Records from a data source
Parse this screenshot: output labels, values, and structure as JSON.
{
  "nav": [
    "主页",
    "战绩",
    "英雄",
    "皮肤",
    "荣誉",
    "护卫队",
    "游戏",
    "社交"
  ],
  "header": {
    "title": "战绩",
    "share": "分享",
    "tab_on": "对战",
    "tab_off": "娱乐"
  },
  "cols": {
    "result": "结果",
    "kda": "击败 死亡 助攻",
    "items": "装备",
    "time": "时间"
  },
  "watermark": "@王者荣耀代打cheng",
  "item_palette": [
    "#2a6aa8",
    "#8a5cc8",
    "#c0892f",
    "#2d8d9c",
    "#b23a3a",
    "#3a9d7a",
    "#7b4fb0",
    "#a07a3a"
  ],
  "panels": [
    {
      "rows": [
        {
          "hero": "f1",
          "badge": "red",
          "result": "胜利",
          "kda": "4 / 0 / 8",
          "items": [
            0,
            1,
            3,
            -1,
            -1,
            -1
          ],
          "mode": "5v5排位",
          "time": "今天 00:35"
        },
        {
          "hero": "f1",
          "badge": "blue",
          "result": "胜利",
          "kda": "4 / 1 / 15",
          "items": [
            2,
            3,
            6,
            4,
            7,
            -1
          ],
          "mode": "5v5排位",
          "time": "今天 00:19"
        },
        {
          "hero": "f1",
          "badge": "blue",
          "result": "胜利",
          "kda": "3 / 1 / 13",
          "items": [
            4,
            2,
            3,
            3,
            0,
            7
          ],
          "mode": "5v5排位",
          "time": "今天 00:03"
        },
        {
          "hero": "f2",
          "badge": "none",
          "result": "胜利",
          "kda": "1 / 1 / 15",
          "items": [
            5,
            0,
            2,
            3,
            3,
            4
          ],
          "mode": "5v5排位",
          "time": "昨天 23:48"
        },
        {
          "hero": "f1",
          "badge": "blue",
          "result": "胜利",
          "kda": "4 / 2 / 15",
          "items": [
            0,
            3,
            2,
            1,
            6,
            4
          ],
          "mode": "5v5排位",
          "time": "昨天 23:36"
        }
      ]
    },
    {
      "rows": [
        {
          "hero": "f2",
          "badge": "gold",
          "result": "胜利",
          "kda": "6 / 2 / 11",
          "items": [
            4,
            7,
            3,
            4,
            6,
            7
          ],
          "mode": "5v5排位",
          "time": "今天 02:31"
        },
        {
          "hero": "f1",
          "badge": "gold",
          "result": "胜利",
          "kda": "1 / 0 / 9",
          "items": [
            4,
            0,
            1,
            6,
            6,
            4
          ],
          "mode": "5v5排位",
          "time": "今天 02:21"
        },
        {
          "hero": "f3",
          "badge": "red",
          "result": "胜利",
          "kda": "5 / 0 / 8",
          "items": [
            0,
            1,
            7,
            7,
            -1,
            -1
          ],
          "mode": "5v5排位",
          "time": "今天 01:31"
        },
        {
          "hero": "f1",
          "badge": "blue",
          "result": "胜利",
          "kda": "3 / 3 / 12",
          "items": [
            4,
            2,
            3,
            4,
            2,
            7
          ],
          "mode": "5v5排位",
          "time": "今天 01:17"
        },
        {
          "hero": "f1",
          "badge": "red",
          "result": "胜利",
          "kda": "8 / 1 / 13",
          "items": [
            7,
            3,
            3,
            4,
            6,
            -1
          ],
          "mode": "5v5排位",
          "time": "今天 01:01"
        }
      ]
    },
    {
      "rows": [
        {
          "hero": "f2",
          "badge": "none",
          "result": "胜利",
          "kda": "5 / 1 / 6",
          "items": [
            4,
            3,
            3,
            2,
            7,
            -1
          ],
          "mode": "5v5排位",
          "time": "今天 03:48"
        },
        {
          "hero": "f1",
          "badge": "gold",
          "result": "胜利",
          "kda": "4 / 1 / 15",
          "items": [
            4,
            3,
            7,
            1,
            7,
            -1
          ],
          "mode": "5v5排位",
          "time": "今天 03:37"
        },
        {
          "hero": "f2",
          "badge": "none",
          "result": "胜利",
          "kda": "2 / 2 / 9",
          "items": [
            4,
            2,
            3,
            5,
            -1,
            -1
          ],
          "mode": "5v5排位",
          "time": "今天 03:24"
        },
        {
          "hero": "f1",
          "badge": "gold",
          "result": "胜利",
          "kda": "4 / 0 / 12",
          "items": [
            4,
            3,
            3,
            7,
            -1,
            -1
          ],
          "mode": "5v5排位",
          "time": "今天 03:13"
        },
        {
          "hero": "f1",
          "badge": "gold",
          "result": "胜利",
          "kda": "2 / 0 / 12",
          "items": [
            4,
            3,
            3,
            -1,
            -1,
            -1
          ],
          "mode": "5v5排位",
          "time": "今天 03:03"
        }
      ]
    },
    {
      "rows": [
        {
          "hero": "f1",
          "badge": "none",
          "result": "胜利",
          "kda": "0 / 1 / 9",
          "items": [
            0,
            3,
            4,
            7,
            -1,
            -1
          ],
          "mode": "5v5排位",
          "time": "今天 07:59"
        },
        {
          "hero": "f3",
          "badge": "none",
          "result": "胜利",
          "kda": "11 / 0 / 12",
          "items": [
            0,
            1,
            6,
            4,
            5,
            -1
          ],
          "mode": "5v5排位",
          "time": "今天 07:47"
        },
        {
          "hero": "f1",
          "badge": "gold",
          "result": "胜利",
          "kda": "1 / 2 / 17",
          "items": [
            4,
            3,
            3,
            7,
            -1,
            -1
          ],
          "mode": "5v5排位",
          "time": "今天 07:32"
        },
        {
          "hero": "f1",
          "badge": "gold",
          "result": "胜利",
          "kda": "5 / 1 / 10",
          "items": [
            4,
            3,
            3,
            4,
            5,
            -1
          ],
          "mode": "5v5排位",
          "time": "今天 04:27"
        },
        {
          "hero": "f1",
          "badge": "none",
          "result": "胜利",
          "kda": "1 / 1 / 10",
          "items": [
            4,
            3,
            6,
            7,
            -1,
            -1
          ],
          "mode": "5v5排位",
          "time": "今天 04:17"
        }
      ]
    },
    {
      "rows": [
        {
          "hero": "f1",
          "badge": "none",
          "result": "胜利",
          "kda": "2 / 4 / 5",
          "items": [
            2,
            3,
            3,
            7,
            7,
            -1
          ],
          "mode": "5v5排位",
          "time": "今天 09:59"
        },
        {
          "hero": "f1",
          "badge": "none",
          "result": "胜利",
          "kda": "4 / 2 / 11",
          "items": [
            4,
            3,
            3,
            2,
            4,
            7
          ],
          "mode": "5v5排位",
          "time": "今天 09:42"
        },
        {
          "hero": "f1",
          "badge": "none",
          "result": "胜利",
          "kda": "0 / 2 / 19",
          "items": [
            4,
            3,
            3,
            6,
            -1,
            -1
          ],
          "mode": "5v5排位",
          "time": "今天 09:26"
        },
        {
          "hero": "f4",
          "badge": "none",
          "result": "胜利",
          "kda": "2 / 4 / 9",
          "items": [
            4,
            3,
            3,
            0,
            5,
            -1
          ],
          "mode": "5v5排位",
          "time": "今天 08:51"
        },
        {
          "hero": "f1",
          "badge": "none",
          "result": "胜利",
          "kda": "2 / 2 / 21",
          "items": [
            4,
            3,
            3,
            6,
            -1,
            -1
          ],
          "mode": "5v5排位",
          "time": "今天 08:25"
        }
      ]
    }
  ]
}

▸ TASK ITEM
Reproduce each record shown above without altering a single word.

▸ YOUR SOLUTION
Parse this screenshot: output labels, values, and structure as JSON.
{
  "nav": [
    "主页",
    "战绩",
    "英雄",
    "皮肤",
    "荣誉",
    "护卫队",
    "游戏",
    "社交"
  ],
  "header": {
    "title": "战绩",
    "share": "分享",
    "tab_on": "对战",
    "tab_off": "娱乐"
  },
  "cols": {
    "result": "结果",
    "kda": "击败 死亡 助攻",
    "items": "装备",
    "time": "时间"
  },
  "watermark": "@王者荣耀代打cheng",
  "item_palette": [
    "#2a6aa8",
    "#8a5cc8",
    "#c0892f",
    "#2d8d9c",
    "#b23a3a",
    "#3a9d7a",
    "#7b4fb0",
    "#a07a3a"
  ],
  "panels": [
    {
      "rows": [
        {
          "hero": "f1",
          "badge": "red",
          "result": "胜利",
          "kda": "4 / 0 / 8",
          "items": [
            0,
            1,
            3,
            -1,
            -1,
            -1
          ],
          "mode": "5v5排位",
          "time": "今天 00:35"
        },
        {
          "hero": "f1",
          "badge": "blue",
          "result": "胜利",
          "kda": "4 / 1 / 15",
          "items": [
            2,
            3,
            6,
            4,
            7,
            -1
          ],
          "mode": "5v5排位",
          "time": "今天 00:19"
        },
        {
          "hero": "f1",
          "badge": "blue",
          "result": "胜利",
          "kda": "3 / 1 / 13",
          "items": [
            4,
            2,
            3,
            3,
            0,
            7
          ],
          "mode": "5v5排位",
          "time": "今天 00:03"
        },
        {
          "hero": "f2",
          "badge": "none",
          "result": "胜利",
          "kda": "1 / 1 / 15",
          "items": [
            5,
            0,
            2,
            3,
            3,
            4
          ],
          "mode": "5v5排位",
          "time": "昨天 23:48"
        },
        {
          "hero": "f1",
          "badge": "blue",
          "result": "胜利",
          "kda": "4 / 2 / 15",
          "items": [
            0,
            3,
            2,
            1,
            6,
            4
          ],
          "mode": "5v5排位",
          "time": "昨天 23:36"
        }
      ]
    },
    {
      "rows": [
        {
          "hero": "f2",
          "badge": "gold",
          "result": "胜利",
          "kda": "6 / 2 / 11",
          "items": [
            4,
            7,
            3,
            4,
            6,
            7
          ],
          "mode": "5v5排位",
          "time": "今天 02:31"
        },
        {
          "hero": "f1",
          "badge": "gold",
          "result": "胜利",
          "kda": "1 / 0 / 9",
          "items": [
            4,
            0,
            1,
            6,
            6,
            4
          ],
          "mode": "5v5排位",
          "time": "今天 02:21"
        },
        {
          "hero": "f3",
          "badge": "red",
          "result": "胜利",
          "kda": "5 / 0 / 8",
          "items": [
            0,
            1,
            7,
            7,
            -1,
            -1
          ],
          "mode": "5v5排位",
          "time": "今天 01:31"
        },
        {
          "hero": "f1",
          "badge": "blue",
          "result": "胜利",
          "kda": "3 / 3 / 12",
          "items": [
            4,
            2,
            3,
            4,
            2,
            7
          ],
          "mode": "5v5排位",
          "time": "今天 01:17"
        },
        {
          "hero": "f1",
          "badge": "red",
          "result": "胜利",
          "kda": "8 / 1 / 13",
          "items": [
            7,
            3,
            3,
            4,
            6,
            -1
          ],
          "mode": "5v5排位",
          "time": "今天 01:01"
        }
      ]
    },
    {
      "rows": [
        {
          "hero": "f2",
          "badge": "none",
          "result": "胜利",
          "kda": "5 / 1 / 6",
          "items": [
            4,
            3,
            3,
            2,
            7,
            -1
          ],
          "mode": "5v5排位",
          "time": "今天 03:48"
        },
        {
          "hero": "f1",
          "badge": "gold",
          "result": "胜利",
          "kda": "4 / 1 / 15",
          "items": [
            4,
            3,
            7,
            1,
            7,
            -1
          ],
          "mode": "5v5排位",
          "time": "今天 03:37"
        },
        {
          "hero": "f2",
          "badge": "none",
          "result": "胜利",
          "kda": "2 / 2 / 9",
          "items": [
            4,
            2,
            3,
            5,
            -1,
            -1
          ],
          "mode": "5v5排位",
          "time": "今天 03:24"
        },
        {
          "hero": "f1",
          "badge": "gold",
          "result": "胜利",
          "kda": "4 / 0 / 12",
          "items": [
            4,
            3,
            3,
            7,
            -1,
            -1
          ],
          "mode": "5v5排位",
          "time": "今天 03:13"
        },
        {
          "hero": "f1",
          "badge": "gold",
          "result": "胜利",
          "kda": "2 / 0 / 12",
          "items": [
            4,
            3,
            3,
            -1,
            -1,
            -1
          ],
          "mode": "5v5排位",
          "time": "今天 03:03"
        }
      ]
    },
    {
      "rows": [
        {
          "hero": "f1",
          "badge": "none",
          "result": "胜利",
          "kda": "0 / 1 / 9",
          "items": [
            0,
            3,
            4,
            7,
            -1,
            -1
          ],
          "mode": "5v5排位",
          "time": "今天 07:59"
        },
        {
          "hero": "f3",
          "badge": "none",
          "result": "胜利",
          "kda": "11 / 0 / 12",
          "items": [
            0,
            1,
            6,
            4,
            5,
            -1
          ],
          "mode": "5v5排位",
          "time": "今天 07:47"
        },
        {
          "hero": "f1",
          "badge": "gold",
          "result": "胜利",
          "kda": "1 / 2 / 17",
          "items": [
            4,
            3,
            3,
            7,
            -1,
            -1
          ],
          "mode": "5v5排位",
          "time": "今天 07:32"
        },
        {
          "hero": "f1",
          "badge": "gold",
          "result": "胜利",
          "kda": "5 / 1 / 10",
          "items": [
            4,
            3,
            3,
            4,
            5,
            -1
          ],
          "mode": "5v5排位",
          "time": "今天 04:27"
        },
        {
          "hero": "f1",
          "badge": "none",
          "result": "胜利",
          "kda": "1 / 1 / 10",
          "items": [
            4,
            3,
            6,
            7,
            -1,
            -1
          ],
          "mode": "5v5排位",
          "time": "今天 04:17"
        }
      ]
    },
    {
      "rows": [
        {
          "hero": "f1",
          "badge": "none",
          "result": "胜利",
          "kda": "2 / 4 / 5",
          "items": [
            2,
            3,
            3,
            7,
            7,
            -1
          ],
          "mode": "5v5排位",
          "time": "今天 09:59"
        },
        {
          "hero": "f1",
          "badge": "none",
          "result": "胜利",
          "kda": "4 / 2 / 11",
          "items": [
            4,
            3,
            3,
            2,
            4,
            7
          ],
          "mode": "5v5排位",
          "time": "今天 09:42"
        },
        {
          "hero": "f1",
          "badge": "none",
          "result": "胜利",
          "kda": "0 / 2 / 19",
          "items": [
            4,
            3,
            3,
            6,
            -1,
            -1
          ],
          "mode": "5v5排位",
          "time": "今天 09:26"
        },
        {
          "hero": "f4",
          "badge": "none",
          "result": "胜利",
          "kda": "2 / 4 / 9",
          "items": [
            4,
            3,
            3,
            0,
            5,
            -1
          ],
          "mode": "5v5排位",
          "time": "今天 08:51"
        },
        {
          "hero": "f1",
          "badge": "none",
          "result": "胜利",
          "kda": "2 / 2 / 21",
          "items": [
            4,
            3,
            3,
            6,
            -1,
            -1
          ],
          "mode": "5v5排位",
          "time": "今天 08:25"
        }
      ]
    }
  ]
}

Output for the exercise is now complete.